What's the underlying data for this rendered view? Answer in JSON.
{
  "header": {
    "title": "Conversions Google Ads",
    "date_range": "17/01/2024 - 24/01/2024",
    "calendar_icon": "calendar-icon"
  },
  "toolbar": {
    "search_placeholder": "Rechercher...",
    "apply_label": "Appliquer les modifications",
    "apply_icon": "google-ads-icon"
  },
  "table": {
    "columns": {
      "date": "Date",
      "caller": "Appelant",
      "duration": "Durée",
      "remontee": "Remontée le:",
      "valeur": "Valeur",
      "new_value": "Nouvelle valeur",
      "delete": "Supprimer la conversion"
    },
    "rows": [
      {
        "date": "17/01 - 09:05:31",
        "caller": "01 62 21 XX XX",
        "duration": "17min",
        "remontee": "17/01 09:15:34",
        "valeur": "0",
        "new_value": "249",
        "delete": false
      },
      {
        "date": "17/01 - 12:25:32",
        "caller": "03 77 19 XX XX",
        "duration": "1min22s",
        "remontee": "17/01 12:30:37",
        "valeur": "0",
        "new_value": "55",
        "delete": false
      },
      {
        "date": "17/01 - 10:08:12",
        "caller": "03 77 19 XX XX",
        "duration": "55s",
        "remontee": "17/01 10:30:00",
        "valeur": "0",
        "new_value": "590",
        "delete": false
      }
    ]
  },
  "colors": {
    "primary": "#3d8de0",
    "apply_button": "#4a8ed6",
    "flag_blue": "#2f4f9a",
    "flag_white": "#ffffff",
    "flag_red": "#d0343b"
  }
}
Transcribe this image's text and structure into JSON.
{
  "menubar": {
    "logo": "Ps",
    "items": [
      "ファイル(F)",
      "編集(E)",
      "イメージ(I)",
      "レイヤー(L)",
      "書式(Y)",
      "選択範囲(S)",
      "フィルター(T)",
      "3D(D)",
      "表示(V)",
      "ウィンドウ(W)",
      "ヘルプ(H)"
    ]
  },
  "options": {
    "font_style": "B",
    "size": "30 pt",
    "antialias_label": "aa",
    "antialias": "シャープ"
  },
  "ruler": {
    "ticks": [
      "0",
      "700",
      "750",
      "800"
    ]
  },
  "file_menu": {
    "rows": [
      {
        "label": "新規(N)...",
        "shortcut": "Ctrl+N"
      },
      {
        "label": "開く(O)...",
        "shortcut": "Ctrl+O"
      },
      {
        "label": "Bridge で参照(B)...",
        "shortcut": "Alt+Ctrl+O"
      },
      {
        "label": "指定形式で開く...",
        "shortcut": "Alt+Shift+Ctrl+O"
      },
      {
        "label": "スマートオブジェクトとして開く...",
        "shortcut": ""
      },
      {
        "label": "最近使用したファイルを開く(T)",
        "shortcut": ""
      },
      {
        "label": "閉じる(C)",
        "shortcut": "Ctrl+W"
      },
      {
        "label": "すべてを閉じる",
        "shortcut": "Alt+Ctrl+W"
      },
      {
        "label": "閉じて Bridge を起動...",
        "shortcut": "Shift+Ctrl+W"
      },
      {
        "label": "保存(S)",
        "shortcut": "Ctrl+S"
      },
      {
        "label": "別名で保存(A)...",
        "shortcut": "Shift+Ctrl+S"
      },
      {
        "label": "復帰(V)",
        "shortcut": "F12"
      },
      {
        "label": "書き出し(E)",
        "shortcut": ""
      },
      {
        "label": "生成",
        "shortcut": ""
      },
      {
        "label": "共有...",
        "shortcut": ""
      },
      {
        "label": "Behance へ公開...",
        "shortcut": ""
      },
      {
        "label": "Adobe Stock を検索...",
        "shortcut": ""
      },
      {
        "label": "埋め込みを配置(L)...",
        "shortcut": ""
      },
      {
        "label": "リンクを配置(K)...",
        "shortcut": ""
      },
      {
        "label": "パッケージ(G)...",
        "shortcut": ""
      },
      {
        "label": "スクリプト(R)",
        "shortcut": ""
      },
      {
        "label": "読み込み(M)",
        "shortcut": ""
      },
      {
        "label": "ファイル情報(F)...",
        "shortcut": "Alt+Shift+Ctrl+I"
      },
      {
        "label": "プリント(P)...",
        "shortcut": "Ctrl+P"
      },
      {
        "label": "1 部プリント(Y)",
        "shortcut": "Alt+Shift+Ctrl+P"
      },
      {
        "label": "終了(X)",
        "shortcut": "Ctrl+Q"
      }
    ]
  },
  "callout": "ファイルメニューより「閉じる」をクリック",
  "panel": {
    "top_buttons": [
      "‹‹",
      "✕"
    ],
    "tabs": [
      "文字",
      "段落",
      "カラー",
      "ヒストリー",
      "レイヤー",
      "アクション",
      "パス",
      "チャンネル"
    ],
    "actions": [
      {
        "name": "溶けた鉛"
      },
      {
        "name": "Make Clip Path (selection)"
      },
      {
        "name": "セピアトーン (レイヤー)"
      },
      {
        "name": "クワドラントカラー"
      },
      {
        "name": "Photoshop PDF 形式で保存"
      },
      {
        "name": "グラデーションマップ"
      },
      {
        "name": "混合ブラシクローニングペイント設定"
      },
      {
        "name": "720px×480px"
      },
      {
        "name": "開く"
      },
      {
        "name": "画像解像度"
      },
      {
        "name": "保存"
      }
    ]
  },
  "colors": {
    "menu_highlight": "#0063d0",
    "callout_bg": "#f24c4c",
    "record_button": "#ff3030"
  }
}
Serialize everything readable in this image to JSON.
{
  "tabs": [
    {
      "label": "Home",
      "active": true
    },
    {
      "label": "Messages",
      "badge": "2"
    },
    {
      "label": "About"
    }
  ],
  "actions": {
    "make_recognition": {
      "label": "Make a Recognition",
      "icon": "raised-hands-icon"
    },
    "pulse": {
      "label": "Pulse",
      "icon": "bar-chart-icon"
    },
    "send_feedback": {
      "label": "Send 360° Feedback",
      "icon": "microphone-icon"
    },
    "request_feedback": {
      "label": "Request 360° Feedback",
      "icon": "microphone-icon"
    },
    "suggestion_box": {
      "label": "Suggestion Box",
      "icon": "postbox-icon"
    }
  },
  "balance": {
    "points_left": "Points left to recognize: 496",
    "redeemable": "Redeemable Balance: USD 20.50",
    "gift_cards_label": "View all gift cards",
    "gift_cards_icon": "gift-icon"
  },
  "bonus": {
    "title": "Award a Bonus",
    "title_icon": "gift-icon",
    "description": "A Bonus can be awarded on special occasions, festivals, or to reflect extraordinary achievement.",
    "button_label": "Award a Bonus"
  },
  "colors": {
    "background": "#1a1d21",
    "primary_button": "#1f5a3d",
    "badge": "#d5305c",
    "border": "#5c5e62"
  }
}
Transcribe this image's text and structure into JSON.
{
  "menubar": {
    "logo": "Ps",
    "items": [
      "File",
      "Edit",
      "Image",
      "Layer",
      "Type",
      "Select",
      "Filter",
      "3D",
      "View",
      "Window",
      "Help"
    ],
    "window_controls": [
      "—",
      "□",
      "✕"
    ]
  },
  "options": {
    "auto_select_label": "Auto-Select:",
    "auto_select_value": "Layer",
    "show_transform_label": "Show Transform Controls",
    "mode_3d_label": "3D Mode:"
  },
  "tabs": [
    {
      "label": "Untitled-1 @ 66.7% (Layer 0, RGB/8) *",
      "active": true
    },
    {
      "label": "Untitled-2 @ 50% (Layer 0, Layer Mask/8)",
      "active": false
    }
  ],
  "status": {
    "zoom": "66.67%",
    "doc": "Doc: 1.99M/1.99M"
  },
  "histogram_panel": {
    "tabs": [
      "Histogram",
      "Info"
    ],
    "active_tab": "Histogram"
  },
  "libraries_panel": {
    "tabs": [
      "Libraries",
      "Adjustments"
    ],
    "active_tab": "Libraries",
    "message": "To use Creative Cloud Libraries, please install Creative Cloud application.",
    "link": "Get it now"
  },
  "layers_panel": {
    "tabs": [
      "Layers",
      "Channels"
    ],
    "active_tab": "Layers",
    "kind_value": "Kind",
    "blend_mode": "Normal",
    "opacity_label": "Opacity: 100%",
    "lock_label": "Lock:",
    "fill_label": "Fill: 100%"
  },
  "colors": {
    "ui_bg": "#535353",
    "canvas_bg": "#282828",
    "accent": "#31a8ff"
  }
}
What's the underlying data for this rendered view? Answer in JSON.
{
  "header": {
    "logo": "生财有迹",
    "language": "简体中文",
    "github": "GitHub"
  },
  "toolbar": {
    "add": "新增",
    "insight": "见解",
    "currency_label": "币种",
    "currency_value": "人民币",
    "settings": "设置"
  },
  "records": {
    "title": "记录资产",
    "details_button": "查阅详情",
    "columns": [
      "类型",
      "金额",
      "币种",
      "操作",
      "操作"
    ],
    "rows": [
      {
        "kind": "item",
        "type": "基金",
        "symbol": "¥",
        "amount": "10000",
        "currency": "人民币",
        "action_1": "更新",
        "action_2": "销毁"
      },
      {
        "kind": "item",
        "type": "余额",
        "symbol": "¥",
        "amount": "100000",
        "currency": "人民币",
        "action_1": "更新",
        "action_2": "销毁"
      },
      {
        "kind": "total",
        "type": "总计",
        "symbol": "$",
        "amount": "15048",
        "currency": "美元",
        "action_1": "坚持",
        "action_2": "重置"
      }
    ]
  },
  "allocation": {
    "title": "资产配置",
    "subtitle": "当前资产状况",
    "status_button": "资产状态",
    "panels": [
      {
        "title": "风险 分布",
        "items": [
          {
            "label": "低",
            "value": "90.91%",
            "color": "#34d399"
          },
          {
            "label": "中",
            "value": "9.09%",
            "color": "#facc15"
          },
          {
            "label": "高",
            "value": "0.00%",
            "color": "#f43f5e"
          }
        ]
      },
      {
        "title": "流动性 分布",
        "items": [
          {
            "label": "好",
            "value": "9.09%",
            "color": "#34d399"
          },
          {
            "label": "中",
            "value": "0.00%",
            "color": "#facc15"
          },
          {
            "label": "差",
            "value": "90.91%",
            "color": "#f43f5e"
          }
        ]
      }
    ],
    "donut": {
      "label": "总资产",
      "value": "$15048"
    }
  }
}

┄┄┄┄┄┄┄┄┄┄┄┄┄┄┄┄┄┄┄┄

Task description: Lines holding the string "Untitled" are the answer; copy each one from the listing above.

Written reply:
      "label": "Untitled-1 @ 66.7% (Layer 0, RGB/8) *",
      "label": "Untitled-2 @ 50% (Layer 0, Layer Mask/8)",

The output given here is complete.